The two sides expressed satisfaction at progress in operationalizing Shahid Beheshti terminal at Chabahar port, recognising that it has a potential to act as a gateway between the Indian subcontinent, Iran, Afghanistan, Central Asia and Europe. Besides using the port for exports from Afghanistan, the two sides discussed ways to promote it for enhancing regional connectivity. India and Iran also agreed to finalise a preferential trade agreement (FTA) and a bilateral investment treaty. Iran's Islamic Republic News Agency (IRNA) quoted Jaishankar as saying that boosting of banking ties "could benefit economic cooperation while speeding up implementation of the joint projects in Iran". There has been news past several months of India and Iran working out rupee trade instead of other currencies.
The trilateral engagement between India, Iran and Afghanistan during the visit of Prime Minister Narendra Modi to Iran in May 2016 expanded avenues of trade for India with Iran, Afghanistan, Central Asia and Russia through the International North South Transportation Corridor (INSTC). The trilateral agreement included India refurbishing one of the berths at 'Shahid Beheshti' of Chabahar, and reconstructing a 600 meter long container handling facility at the port. Chabahar, Iran's only oceanic port, consists of two separate ports named 'Shahid Kalantari' and 'Shahid Beheshti', each of which have five berths. India and Iran first agreed upon plans to further develop 'Shahid Beheshti' port in 2003, but India was deterred by sanctions against Iran.
The bilateral agreement between India and Iran gives India the right to develop two berths of the Chabahar port as agreed in 2015, allowing them to be operated for 10 years by India Ports Global; joint venture between Jawaharlal Nehru Port Trust and Kandla Port Trust, in partnership with Iran's Aria Banader. The 'Shahid Beheshti' port has since been operationalised. India's development of 'Shahid Beheshti' at a cost of around $85 million has increased Chabahar's capacity to handle eight million tons from the earlier 2.5 million tonne capacity. In context of the overall development of Chabahar Port, the eight tonne handling capacity has been achieved on completion of Phase-1 of development. This is expected to rise to 33 million tons handling capacity on completion of Phase-2, which is currently 30 per cent complete. Chabahar can berth the vessels with the capacity of up to 1,00,000 tonnes. However, under the trilateral India-Iran-Afghanistan trilateral agreement of May 2016, India is also to construct a railway line linking Chabahar with Zahedan on the Iran-Afghanistan border, which beyond Zahedan will be linked to the Iranian Railway running west and then north close to the Iran-Afghanistan border, avoiding the volatile Helmand Province of Afghanistan. Faced with denial of land route to Afghanistan by Pakistan, construction of the rail link Chabahar-Zahedan together with Chabahar port and the INSTC give India the strategic access for trade with Afghanistan and Eurasia.

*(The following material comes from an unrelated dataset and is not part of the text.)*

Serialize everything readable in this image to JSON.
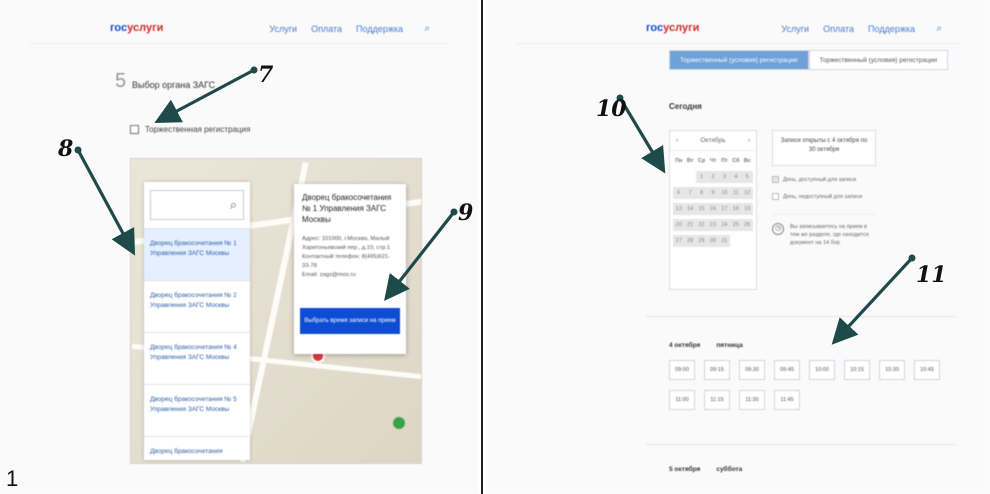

After the US re-imposed sanctions on Iran, the future of many Iranian projects including Chabahar port was shadowed by the consequences of the sanctions. But following several rounds of negotiations and discussions with New Delhi, the US administration finally exempted the Chabahar project from the sanctions, as reported in Tehran Times. No doubt this has been good for India and the region but the strategic gain for India is not much since work on the Chabahar-Zahedan railway link continues to be hit by sanctions slapped on Iran by the US. Threat of US sanctions made India completely stop oil imports from Iran even as India used to pay for the oil in rupees, which Iran used to buy Indian goods. Iran was among the top three suppliers of crude oil to India and being the closest meant minimum transportation costs. While India is losing strategic advantage in absence of the Chabahar-Zahedan rail link, US is making billings of dollars by selling arms and crude oil to India. India needs to convince the US to exempt the Chabahar-Zahedan rail link from sanctions or take an arbitrary decision to construct it.